* **WHAT YOU WILL DO**: Extract the lines that carry the string "this" from the listing.

* **RECORDS SUPPLIED**:
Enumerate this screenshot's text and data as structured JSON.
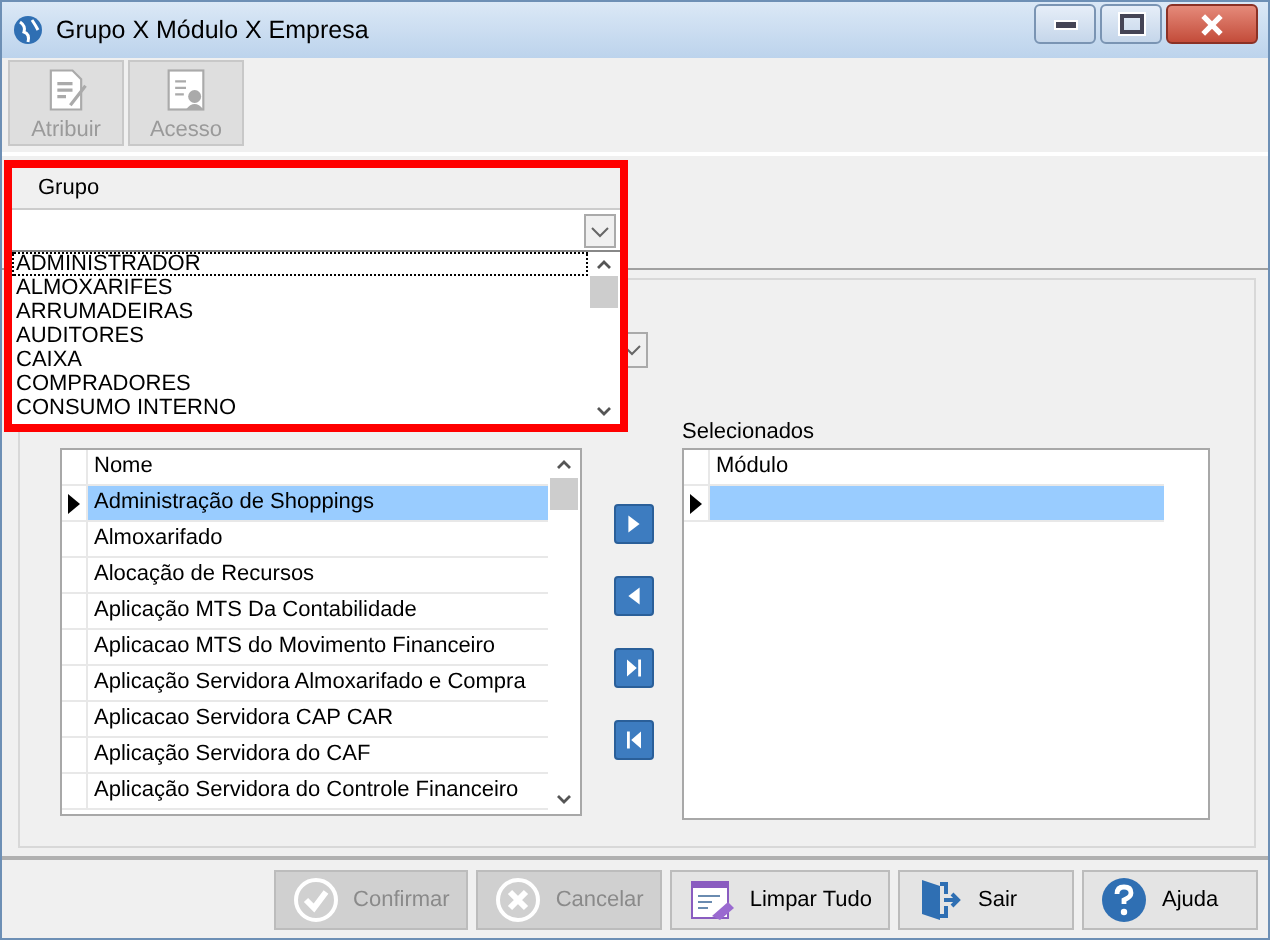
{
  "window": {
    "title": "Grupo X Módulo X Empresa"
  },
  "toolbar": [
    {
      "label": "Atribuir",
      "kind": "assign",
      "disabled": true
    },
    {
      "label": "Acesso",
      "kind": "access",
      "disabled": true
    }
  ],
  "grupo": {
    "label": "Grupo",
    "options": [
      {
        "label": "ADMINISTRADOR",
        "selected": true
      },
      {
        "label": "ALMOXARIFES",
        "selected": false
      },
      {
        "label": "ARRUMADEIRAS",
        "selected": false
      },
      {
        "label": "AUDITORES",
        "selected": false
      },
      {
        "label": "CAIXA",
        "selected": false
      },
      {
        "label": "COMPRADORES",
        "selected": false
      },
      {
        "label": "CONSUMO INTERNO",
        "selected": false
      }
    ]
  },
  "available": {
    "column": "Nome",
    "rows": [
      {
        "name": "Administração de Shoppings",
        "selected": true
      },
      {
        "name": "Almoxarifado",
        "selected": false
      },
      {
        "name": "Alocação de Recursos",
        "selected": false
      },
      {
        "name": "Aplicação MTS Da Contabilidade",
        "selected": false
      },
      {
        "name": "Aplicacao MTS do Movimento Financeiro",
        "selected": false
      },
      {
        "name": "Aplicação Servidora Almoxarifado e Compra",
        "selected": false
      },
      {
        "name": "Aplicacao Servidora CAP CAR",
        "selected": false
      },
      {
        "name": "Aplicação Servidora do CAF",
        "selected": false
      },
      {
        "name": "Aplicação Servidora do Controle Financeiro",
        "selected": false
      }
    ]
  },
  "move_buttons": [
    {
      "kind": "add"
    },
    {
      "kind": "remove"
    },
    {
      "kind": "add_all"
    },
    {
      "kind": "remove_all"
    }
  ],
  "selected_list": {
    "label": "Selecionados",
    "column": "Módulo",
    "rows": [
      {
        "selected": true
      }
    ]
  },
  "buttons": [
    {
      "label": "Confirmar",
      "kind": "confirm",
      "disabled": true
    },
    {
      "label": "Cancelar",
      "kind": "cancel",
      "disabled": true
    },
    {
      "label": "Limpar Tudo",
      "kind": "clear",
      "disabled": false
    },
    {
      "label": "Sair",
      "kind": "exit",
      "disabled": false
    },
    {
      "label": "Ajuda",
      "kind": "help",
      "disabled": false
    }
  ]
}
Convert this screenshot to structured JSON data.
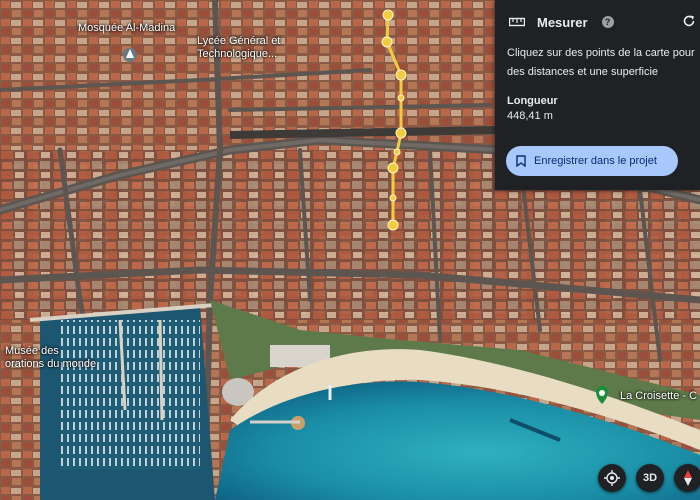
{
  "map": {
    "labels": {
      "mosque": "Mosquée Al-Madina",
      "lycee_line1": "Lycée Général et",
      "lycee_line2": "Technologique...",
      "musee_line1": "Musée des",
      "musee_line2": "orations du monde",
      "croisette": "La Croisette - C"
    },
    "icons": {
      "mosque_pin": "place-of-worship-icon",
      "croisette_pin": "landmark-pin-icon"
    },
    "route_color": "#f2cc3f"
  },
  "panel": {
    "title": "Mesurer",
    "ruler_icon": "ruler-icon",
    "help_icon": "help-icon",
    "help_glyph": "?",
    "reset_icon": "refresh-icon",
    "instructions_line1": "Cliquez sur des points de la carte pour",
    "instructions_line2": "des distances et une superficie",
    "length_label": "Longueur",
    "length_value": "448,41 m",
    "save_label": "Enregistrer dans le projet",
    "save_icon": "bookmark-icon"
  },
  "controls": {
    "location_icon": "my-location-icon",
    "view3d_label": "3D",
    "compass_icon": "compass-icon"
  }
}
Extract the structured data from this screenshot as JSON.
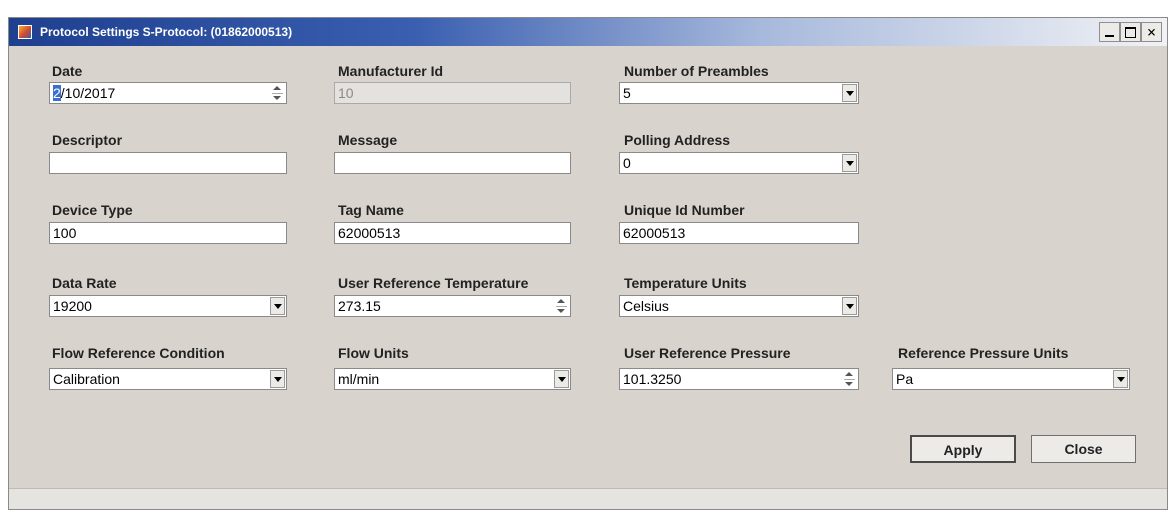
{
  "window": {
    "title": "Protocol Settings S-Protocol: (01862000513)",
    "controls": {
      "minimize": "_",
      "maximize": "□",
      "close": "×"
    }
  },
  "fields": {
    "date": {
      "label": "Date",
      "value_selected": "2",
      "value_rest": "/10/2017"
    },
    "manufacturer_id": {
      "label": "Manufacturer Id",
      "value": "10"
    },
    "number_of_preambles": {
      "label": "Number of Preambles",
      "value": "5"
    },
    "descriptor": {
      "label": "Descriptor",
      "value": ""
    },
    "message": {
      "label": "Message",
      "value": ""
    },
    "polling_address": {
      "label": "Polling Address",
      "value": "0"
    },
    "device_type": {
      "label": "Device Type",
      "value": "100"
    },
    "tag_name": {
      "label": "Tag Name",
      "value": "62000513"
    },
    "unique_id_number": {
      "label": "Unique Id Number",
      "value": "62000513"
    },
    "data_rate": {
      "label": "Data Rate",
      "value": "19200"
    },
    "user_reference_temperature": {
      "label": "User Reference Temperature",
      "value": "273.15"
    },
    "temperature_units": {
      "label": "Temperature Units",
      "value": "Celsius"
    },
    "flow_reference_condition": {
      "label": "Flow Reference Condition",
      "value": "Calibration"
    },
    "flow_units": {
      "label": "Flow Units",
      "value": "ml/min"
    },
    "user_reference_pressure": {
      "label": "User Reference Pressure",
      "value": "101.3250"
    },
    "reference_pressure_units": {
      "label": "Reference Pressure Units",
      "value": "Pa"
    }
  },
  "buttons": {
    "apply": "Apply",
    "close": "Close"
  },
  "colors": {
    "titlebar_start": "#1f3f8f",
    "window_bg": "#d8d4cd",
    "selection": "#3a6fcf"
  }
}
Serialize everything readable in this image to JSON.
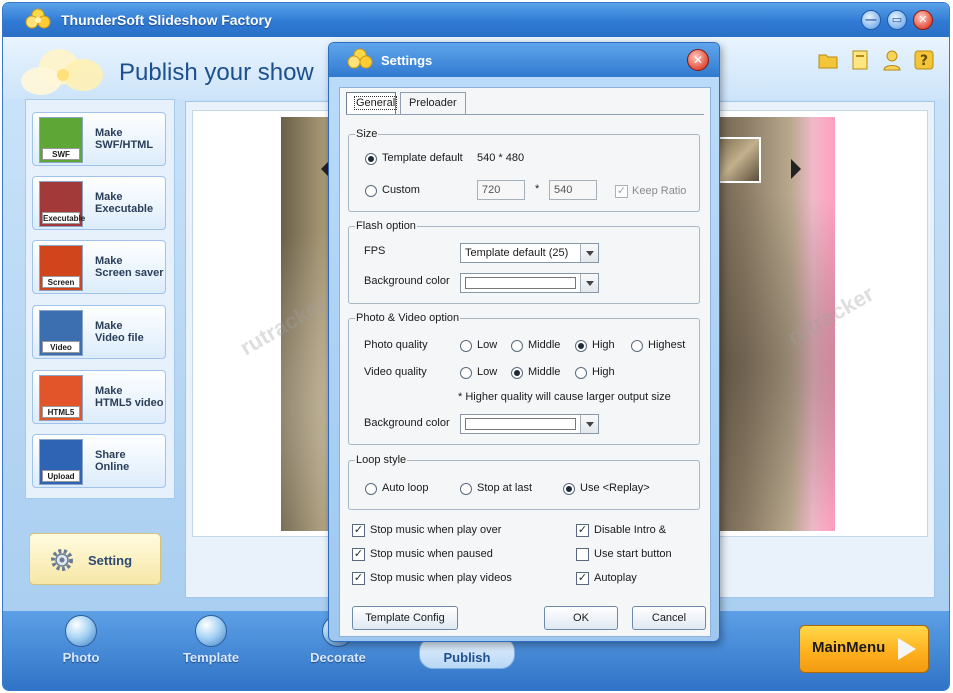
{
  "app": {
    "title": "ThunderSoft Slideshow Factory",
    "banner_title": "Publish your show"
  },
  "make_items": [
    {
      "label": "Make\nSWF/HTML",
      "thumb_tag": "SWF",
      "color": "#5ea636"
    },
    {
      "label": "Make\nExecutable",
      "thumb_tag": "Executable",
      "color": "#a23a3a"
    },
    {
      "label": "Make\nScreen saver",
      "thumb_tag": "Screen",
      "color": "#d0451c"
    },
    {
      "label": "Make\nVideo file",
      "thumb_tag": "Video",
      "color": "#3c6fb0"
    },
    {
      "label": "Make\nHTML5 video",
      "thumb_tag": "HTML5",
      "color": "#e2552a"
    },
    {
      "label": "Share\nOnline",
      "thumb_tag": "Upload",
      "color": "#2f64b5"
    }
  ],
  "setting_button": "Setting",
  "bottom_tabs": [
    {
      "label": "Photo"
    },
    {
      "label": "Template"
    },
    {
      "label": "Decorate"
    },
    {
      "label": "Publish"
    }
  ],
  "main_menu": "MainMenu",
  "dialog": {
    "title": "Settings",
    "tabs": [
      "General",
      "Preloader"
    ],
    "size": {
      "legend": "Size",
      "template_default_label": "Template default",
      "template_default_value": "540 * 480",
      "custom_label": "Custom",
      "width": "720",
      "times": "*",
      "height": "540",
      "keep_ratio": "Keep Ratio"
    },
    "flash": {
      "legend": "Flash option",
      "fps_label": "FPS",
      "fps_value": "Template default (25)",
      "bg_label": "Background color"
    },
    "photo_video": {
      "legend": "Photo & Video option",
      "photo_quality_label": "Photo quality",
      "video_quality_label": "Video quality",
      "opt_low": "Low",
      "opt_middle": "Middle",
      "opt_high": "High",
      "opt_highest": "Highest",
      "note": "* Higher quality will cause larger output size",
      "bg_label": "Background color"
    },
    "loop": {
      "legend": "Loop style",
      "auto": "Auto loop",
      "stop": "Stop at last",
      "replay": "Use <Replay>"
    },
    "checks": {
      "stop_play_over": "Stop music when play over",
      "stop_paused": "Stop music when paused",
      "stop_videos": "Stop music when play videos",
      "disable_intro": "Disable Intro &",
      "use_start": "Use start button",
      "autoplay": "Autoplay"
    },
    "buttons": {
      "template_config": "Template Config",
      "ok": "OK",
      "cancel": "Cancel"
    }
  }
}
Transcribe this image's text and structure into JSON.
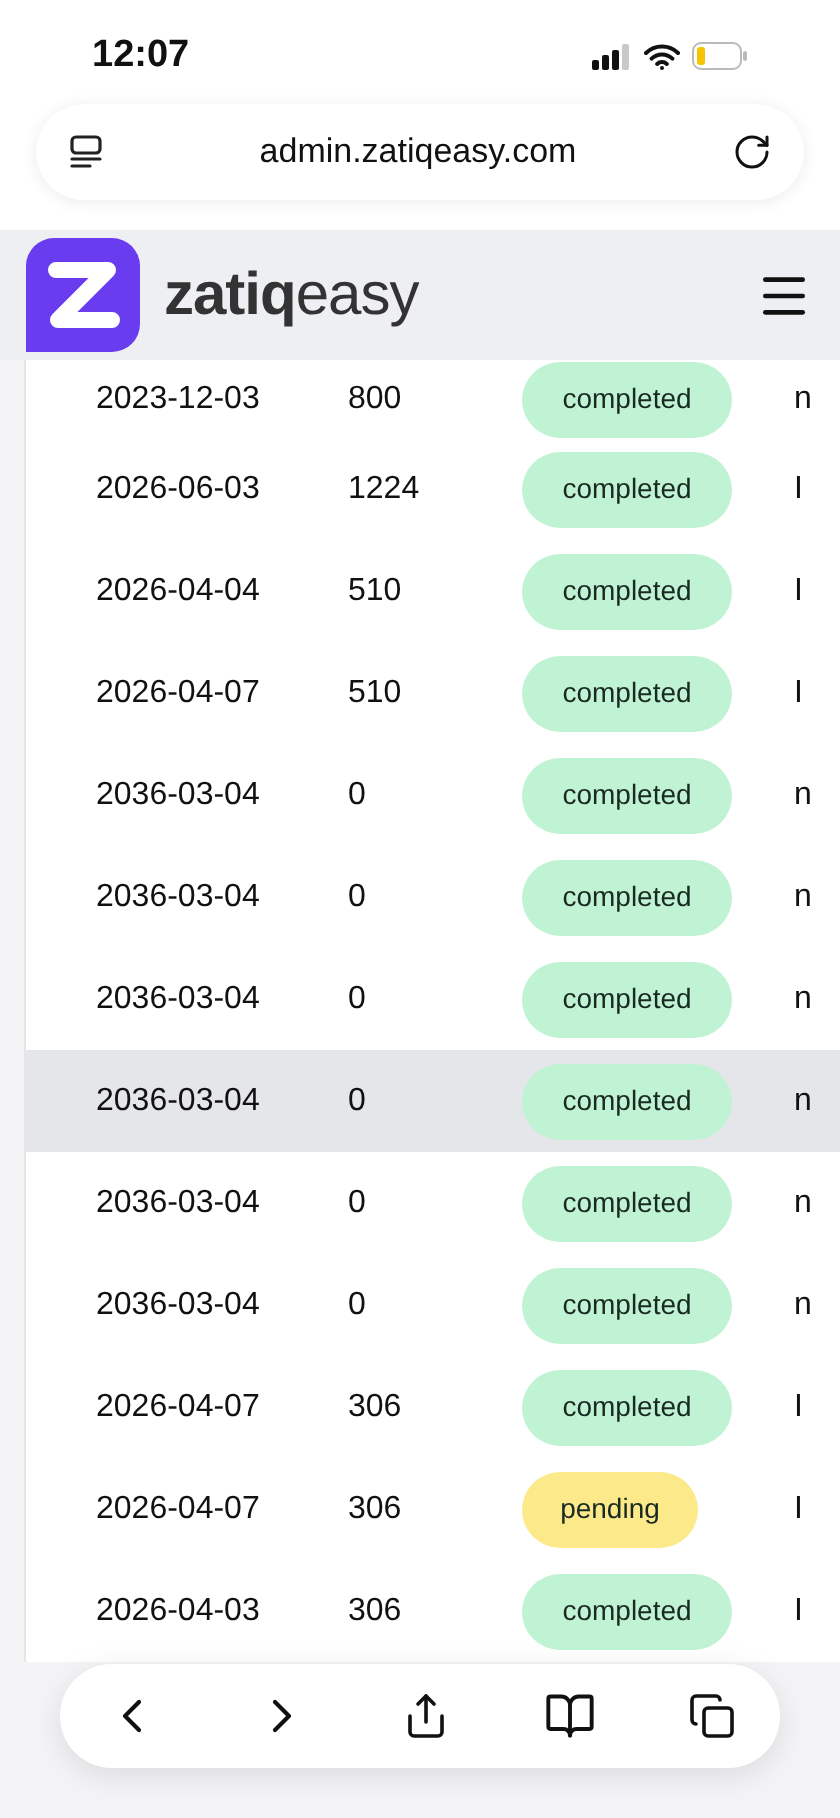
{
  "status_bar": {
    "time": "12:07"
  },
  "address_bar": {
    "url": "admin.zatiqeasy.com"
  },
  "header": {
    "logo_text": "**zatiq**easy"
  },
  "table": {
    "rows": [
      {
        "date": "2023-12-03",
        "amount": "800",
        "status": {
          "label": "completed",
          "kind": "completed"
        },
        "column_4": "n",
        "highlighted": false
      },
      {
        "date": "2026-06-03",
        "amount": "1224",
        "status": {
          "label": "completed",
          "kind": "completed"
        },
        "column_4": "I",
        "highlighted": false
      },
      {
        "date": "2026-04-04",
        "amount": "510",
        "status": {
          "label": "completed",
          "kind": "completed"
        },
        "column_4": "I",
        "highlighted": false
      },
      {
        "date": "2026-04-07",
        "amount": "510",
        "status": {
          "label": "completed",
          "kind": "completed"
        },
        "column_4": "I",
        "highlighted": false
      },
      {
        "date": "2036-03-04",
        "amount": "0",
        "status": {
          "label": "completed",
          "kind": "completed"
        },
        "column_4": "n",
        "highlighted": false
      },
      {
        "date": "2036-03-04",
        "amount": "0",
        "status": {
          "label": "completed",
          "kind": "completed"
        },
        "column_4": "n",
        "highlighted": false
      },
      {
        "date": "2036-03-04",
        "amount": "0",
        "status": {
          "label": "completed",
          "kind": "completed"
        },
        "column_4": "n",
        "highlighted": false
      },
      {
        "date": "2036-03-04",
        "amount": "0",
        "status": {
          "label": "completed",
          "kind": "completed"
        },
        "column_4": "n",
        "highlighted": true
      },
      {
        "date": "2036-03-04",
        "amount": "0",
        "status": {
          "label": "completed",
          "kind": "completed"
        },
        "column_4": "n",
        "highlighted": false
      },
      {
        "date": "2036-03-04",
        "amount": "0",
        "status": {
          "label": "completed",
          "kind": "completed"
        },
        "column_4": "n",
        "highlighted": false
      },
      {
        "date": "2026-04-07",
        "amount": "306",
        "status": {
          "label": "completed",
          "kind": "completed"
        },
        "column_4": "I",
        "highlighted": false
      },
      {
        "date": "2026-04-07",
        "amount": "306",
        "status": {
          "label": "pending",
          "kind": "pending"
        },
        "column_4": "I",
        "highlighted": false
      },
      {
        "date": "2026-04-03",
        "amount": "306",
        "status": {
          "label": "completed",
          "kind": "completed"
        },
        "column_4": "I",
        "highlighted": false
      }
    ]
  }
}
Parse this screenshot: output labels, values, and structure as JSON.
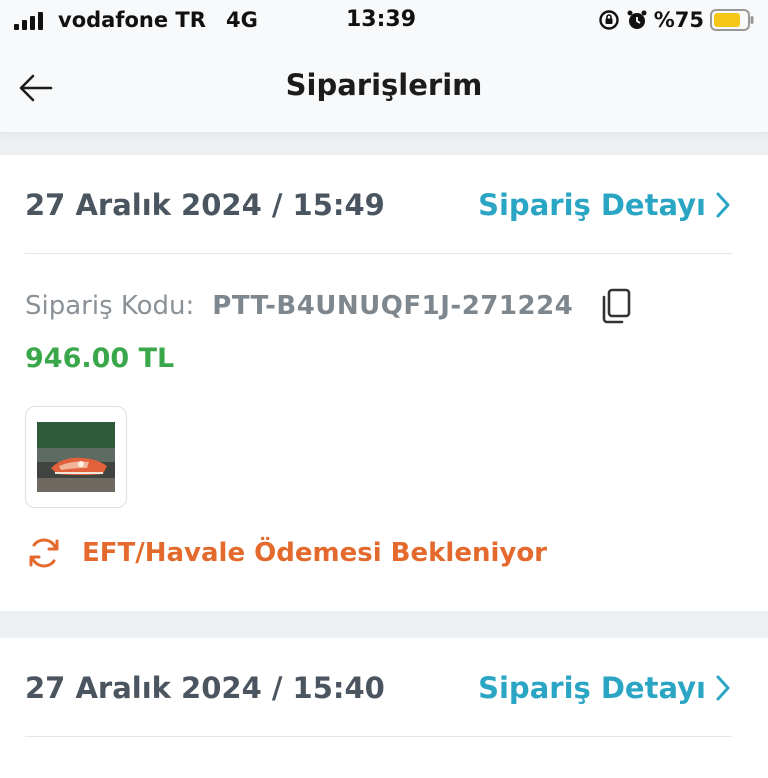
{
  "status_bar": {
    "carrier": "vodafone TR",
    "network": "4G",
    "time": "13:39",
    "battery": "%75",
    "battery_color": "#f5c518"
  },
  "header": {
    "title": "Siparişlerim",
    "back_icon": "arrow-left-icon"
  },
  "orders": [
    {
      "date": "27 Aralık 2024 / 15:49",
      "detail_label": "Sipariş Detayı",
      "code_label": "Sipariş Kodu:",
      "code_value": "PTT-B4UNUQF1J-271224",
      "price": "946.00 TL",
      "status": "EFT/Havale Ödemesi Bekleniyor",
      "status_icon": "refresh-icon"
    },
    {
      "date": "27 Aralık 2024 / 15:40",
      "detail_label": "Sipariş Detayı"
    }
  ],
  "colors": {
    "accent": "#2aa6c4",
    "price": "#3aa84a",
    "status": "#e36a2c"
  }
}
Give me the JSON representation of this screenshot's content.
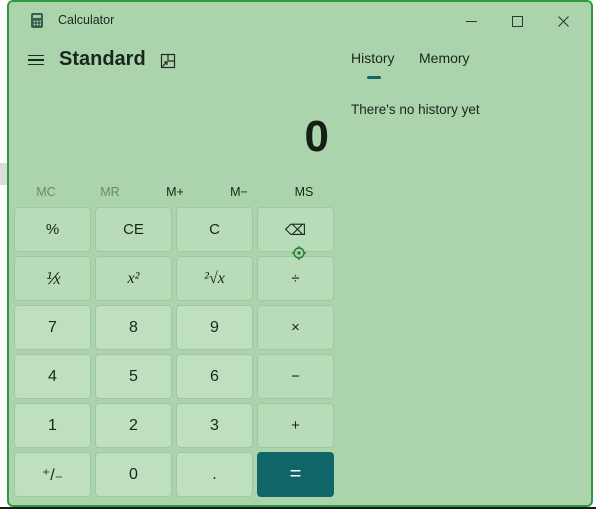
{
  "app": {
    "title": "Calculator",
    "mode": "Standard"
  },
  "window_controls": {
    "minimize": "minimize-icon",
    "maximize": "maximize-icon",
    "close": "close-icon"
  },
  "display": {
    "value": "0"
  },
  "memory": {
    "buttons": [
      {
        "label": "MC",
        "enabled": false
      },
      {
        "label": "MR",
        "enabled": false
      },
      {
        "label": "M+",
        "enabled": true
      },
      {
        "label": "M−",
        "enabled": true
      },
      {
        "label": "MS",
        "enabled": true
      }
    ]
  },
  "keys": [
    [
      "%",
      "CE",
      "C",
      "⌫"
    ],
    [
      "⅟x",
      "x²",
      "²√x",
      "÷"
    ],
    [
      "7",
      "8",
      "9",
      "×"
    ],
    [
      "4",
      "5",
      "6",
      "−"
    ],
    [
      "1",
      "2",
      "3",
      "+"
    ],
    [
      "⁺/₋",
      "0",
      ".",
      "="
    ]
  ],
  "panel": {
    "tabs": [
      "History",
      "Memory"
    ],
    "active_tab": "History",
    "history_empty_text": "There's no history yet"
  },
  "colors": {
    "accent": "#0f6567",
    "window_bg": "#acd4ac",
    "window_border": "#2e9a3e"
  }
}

* **ANSWER SECTION**:
Enumerate this screenshot's text and data as structured JSON.
Convert this screenshot to structured JSON data.
Extract the structured data from this screenshot as JSON.
Serialize everything readable in this image to JSON.
Transcribe this image's text and structure into JSON.
Parse this screenshot: output labels, values, and structure as JSON.
Give me the JSON representation of this screenshot's content.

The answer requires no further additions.